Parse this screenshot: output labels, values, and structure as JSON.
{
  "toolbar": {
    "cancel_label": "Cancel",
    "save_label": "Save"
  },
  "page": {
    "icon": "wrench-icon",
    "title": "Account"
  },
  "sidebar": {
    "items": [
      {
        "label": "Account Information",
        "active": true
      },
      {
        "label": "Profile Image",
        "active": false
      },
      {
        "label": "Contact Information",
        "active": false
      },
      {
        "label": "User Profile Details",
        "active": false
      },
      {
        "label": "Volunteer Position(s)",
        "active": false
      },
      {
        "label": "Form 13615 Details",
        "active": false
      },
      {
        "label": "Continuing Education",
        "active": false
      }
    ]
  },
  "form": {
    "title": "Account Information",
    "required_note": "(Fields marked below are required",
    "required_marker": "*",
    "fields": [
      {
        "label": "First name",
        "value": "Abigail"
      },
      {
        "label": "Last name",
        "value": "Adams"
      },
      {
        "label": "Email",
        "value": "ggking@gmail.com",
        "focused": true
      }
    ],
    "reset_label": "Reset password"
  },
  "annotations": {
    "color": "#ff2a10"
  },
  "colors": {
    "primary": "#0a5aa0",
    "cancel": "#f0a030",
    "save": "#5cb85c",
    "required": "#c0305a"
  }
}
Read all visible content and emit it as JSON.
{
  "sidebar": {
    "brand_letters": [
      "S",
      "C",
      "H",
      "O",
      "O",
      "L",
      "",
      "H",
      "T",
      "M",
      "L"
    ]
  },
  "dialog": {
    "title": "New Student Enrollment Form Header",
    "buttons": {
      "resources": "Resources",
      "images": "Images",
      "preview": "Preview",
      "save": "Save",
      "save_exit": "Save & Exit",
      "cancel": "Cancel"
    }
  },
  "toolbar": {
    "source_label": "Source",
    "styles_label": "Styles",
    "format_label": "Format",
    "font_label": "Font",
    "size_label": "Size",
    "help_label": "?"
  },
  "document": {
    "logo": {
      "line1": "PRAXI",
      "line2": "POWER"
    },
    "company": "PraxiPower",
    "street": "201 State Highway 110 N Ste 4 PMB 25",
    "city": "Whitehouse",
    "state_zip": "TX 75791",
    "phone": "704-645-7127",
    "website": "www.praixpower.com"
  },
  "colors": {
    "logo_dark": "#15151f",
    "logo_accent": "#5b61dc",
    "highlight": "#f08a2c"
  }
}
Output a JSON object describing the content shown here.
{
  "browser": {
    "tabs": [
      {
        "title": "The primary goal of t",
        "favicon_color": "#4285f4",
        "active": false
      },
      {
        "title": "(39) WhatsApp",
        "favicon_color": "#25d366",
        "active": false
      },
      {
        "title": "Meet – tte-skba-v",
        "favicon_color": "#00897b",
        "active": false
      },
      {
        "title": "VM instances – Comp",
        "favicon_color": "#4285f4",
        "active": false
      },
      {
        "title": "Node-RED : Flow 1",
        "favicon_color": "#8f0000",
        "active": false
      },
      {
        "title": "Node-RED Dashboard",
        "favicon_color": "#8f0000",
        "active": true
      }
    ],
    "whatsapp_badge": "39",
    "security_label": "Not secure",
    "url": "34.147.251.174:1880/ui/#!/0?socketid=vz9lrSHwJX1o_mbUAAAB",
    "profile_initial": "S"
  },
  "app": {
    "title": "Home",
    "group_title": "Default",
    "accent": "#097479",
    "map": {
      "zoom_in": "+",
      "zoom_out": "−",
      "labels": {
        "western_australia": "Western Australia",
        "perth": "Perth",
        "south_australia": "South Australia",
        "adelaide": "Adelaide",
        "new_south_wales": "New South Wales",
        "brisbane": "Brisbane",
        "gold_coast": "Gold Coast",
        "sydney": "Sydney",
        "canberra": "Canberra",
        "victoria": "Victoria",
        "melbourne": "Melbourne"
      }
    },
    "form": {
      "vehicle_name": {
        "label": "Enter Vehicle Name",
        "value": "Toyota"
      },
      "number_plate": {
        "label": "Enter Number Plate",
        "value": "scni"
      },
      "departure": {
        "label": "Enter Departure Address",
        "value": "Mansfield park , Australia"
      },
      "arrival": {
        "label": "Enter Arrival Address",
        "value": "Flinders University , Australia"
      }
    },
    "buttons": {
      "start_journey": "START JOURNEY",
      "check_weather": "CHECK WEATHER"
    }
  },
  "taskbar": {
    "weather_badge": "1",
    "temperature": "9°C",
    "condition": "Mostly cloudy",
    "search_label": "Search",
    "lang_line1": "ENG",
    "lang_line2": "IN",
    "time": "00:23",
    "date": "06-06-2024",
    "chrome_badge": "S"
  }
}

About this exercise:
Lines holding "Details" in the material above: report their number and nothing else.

Solution:
2